What is being asked: Nothing but a verbatim copy of the data, minus the images, should be returned.

────────────────────

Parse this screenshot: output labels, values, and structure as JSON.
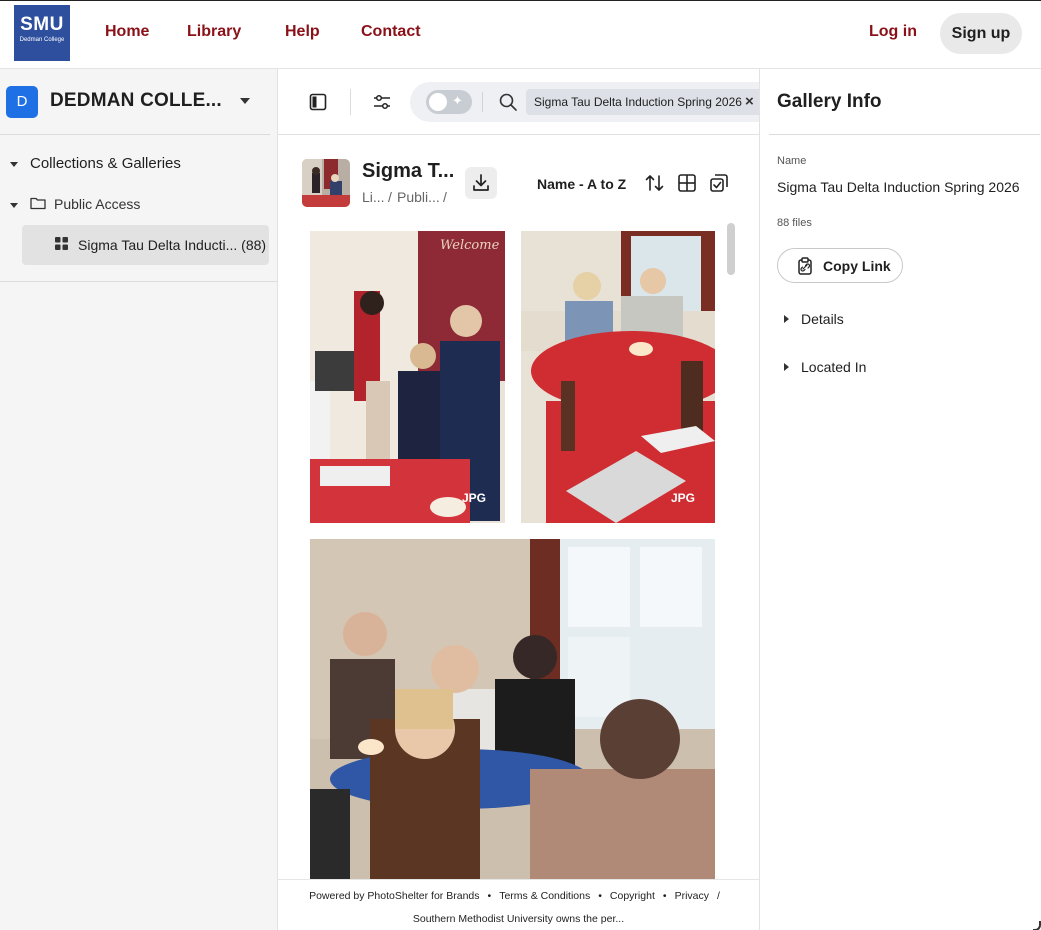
{
  "header": {
    "logo_big": "SMU",
    "logo_small": "Dedman College",
    "nav": [
      "Home",
      "Library",
      "Help",
      "Contact"
    ],
    "login": "Log in",
    "signup": "Sign up"
  },
  "sidebar": {
    "org_initial": "D",
    "org_name": "DEDMAN COLLE...",
    "tree_root": "Collections & Galleries",
    "folder": "Public Access",
    "gallery_item": "Sigma Tau Delta Inducti... (88)"
  },
  "search": {
    "chip": "Sigma Tau Delta Induction Spring 2026",
    "chip_close": "×",
    "ai_spark": "✦"
  },
  "gallery": {
    "title": "Sigma T...",
    "crumb_1": "Li...",
    "crumb_sep": "/",
    "crumb_2": "Publi...",
    "crumb_sep2": "/",
    "sort": "Name - A to Z"
  },
  "photos": [
    {
      "badge": "JPG",
      "alt": "Photo 1"
    },
    {
      "badge": "JPG",
      "alt": "Photo 2"
    },
    {
      "badge": "",
      "alt": "Photo 3"
    }
  ],
  "footer": {
    "powered": "Powered by PhotoShelter for Brands",
    "terms": "Terms & Conditions",
    "copyright": "Copyright",
    "privacy": "Privacy",
    "slash": "/",
    "dot": "•",
    "owner": "Southern Methodist University owns the per..."
  },
  "info": {
    "title": "Gallery Info",
    "name_label": "Name",
    "name_value": "Sigma Tau Delta Induction Spring 2026",
    "files": "88 files",
    "copy_link": "Copy Link",
    "details": "Details",
    "located_in": "Located In"
  },
  "colors": {
    "brand_red": "#8b1118",
    "logo_blue": "#2e4f9e",
    "accent_blue": "#1f6fe5"
  }
}
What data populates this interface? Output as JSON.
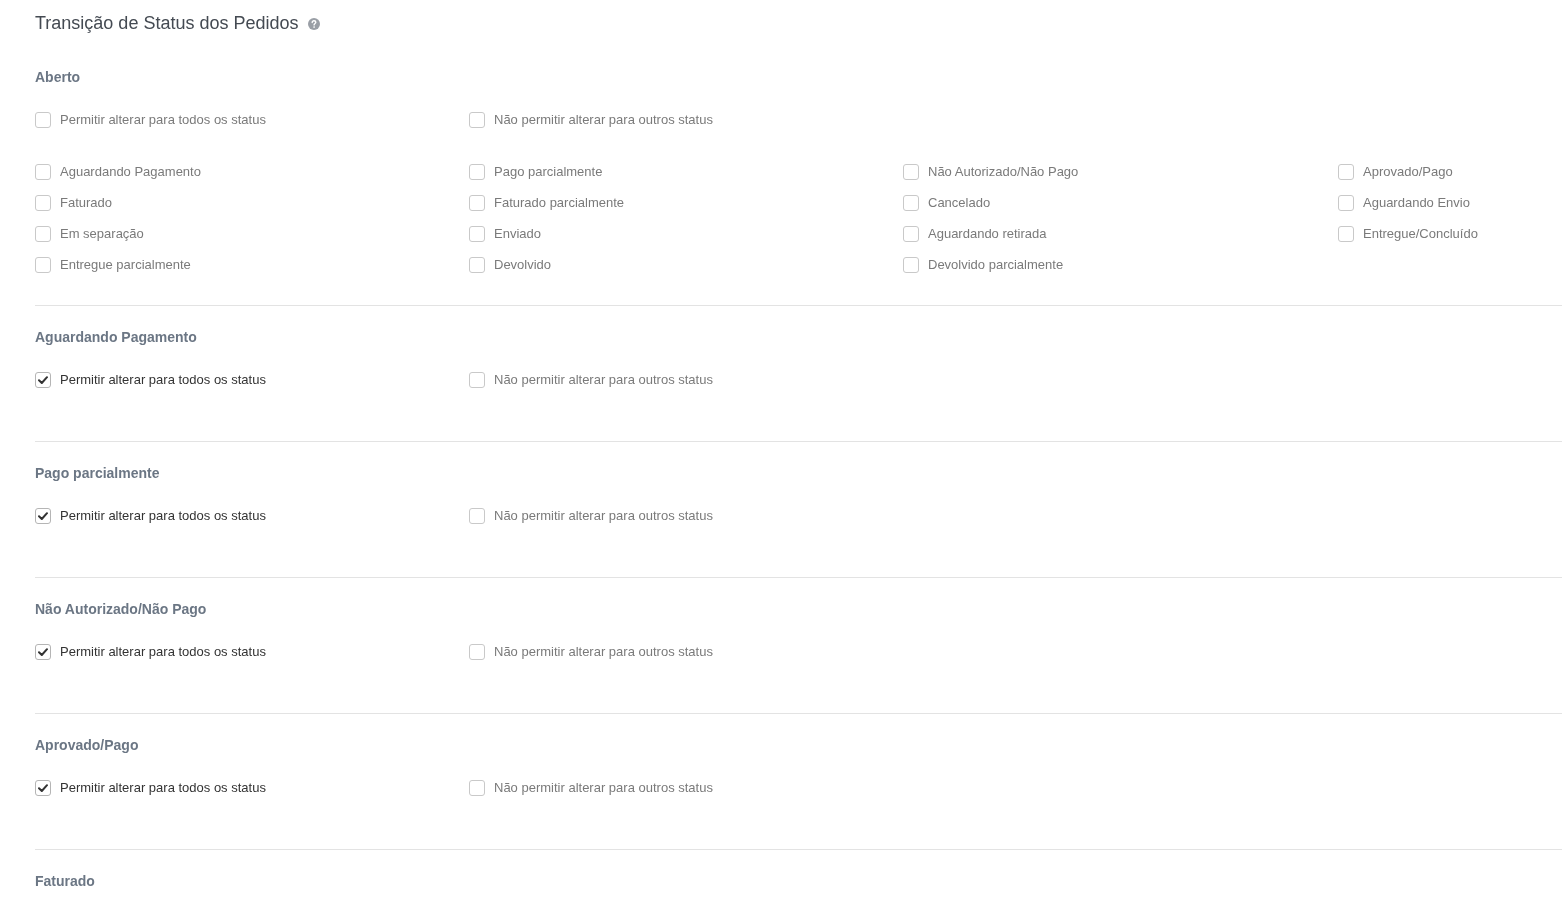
{
  "title": "Transição de Status dos Pedidos",
  "sections": [
    {
      "heading": "Aberto",
      "options": [
        {
          "label": "Permitir alterar para todos os status",
          "checked": false
        },
        {
          "label": "Não permitir alterar para outros status",
          "checked": false
        }
      ],
      "statuses": [
        {
          "label": "Aguardando Pagamento",
          "checked": false
        },
        {
          "label": "Pago parcialmente",
          "checked": false
        },
        {
          "label": "Não Autorizado/Não Pago",
          "checked": false
        },
        {
          "label": "Aprovado/Pago",
          "checked": false
        },
        {
          "label": "Faturado",
          "checked": false
        },
        {
          "label": "Faturado parcialmente",
          "checked": false
        },
        {
          "label": "Cancelado",
          "checked": false
        },
        {
          "label": "Aguardando Envio",
          "checked": false
        },
        {
          "label": "Em separação",
          "checked": false
        },
        {
          "label": "Enviado",
          "checked": false
        },
        {
          "label": "Aguardando retirada",
          "checked": false
        },
        {
          "label": "Entregue/Concluído",
          "checked": false
        },
        {
          "label": "Entregue parcialmente",
          "checked": false
        },
        {
          "label": "Devolvido",
          "checked": false
        },
        {
          "label": "Devolvido parcialmente",
          "checked": false
        }
      ]
    },
    {
      "heading": "Aguardando Pagamento",
      "options": [
        {
          "label": "Permitir alterar para todos os status",
          "checked": true
        },
        {
          "label": "Não permitir alterar para outros status",
          "checked": false
        }
      ]
    },
    {
      "heading": "Pago parcialmente",
      "options": [
        {
          "label": "Permitir alterar para todos os status",
          "checked": true
        },
        {
          "label": "Não permitir alterar para outros status",
          "checked": false
        }
      ]
    },
    {
      "heading": "Não Autorizado/Não Pago",
      "options": [
        {
          "label": "Permitir alterar para todos os status",
          "checked": true
        },
        {
          "label": "Não permitir alterar para outros status",
          "checked": false
        }
      ]
    },
    {
      "heading": "Aprovado/Pago",
      "options": [
        {
          "label": "Permitir alterar para todos os status",
          "checked": true
        },
        {
          "label": "Não permitir alterar para outros status",
          "checked": false
        }
      ]
    },
    {
      "heading": "Faturado"
    }
  ]
}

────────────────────

Exercise solution:
Parse this screenshot: output labels, values, and structure as JSON.
{
  "header": {
    "logo_big": "SMU",
    "logo_small": "Dedman College",
    "nav": [
      "Home",
      "Library",
      "Help",
      "Contact"
    ],
    "login": "Log in",
    "signup": "Sign up"
  },
  "sidebar": {
    "org_initial": "D",
    "org_name": "DEDMAN COLLE...",
    "tree_root": "Collections & Galleries",
    "folder": "Public Access",
    "gallery_item": "Sigma Tau Delta Inducti... (88)"
  },
  "search": {
    "chip": "Sigma Tau Delta Induction Spring 2026",
    "chip_close": "×",
    "ai_spark": "✦"
  },
  "gallery": {
    "title": "Sigma T...",
    "crumb_1": "Li...",
    "crumb_sep": "/",
    "crumb_2": "Publi...",
    "crumb_sep2": "/",
    "sort": "Name - A to Z"
  },
  "photos": [
    {
      "badge": "JPG",
      "alt": "Photo 1"
    },
    {
      "badge": "JPG",
      "alt": "Photo 2"
    },
    {
      "badge": "",
      "alt": "Photo 3"
    }
  ],
  "footer": {
    "powered": "Powered by PhotoShelter for Brands",
    "terms": "Terms & Conditions",
    "copyright": "Copyright",
    "privacy": "Privacy",
    "slash": "/",
    "dot": "•",
    "owner": "Southern Methodist University owns the per..."
  },
  "info": {
    "title": "Gallery Info",
    "name_label": "Name",
    "name_value": "Sigma Tau Delta Induction Spring 2026",
    "files": "88 files",
    "copy_link": "Copy Link",
    "details": "Details",
    "located_in": "Located In"
  },
  "colors": {
    "brand_red": "#8b1118",
    "logo_blue": "#2e4f9e",
    "accent_blue": "#1f6fe5"
  }
}
What data populates this interface? Output as JSON.
{
  "title": "Transição de Status dos Pedidos",
  "sections": [
    {
      "heading": "Aberto",
      "options": [
        {
          "label": "Permitir alterar para todos os status",
          "checked": false
        },
        {
          "label": "Não permitir alterar para outros status",
          "checked": false
        }
      ],
      "statuses": [
        {
          "label": "Aguardando Pagamento",
          "checked": false
        },
        {
          "label": "Pago parcialmente",
          "checked": false
        },
        {
          "label": "Não Autorizado/Não Pago",
          "checked": false
        },
        {
          "label": "Aprovado/Pago",
          "checked": false
        },
        {
          "label": "Faturado",
          "checked": false
        },
        {
          "label": "Faturado parcialmente",
          "checked": false
        },
        {
          "label": "Cancelado",
          "checked": false
        },
        {
          "label": "Aguardando Envio",
          "checked": false
        },
        {
          "label": "Em separação",
          "checked": false
        },
        {
          "label": "Enviado",
          "checked": false
        },
        {
          "label": "Aguardando retirada",
          "checked": false
        },
        {
          "label": "Entregue/Concluído",
          "checked": false
        },
        {
          "label": "Entregue parcialmente",
          "checked": false
        },
        {
          "label": "Devolvido",
          "checked": false
        },
        {
          "label": "Devolvido parcialmente",
          "checked": false
        }
      ]
    },
    {
      "heading": "Aguardando Pagamento",
      "options": [
        {
          "label": "Permitir alterar para todos os status",
          "checked": true
        },
        {
          "label": "Não permitir alterar para outros status",
          "checked": false
        }
      ]
    },
    {
      "heading": "Pago parcialmente",
      "options": [
        {
          "label": "Permitir alterar para todos os status",
          "checked": true
        },
        {
          "label": "Não permitir alterar para outros status",
          "checked": false
        }
      ]
    },
    {
      "heading": "Não Autorizado/Não Pago",
      "options": [
        {
          "label": "Permitir alterar para todos os status",
          "checked": true
        },
        {
          "label": "Não permitir alterar para outros status",
          "checked": false
        }
      ]
    },
    {
      "heading": "Aprovado/Pago",
      "options": [
        {
          "label": "Permitir alterar para todos os status",
          "checked": true
        },
        {
          "label": "Não permitir alterar para outros status",
          "checked": false
        }
      ]
    },
    {
      "heading": "Faturado"
    }
  ]
}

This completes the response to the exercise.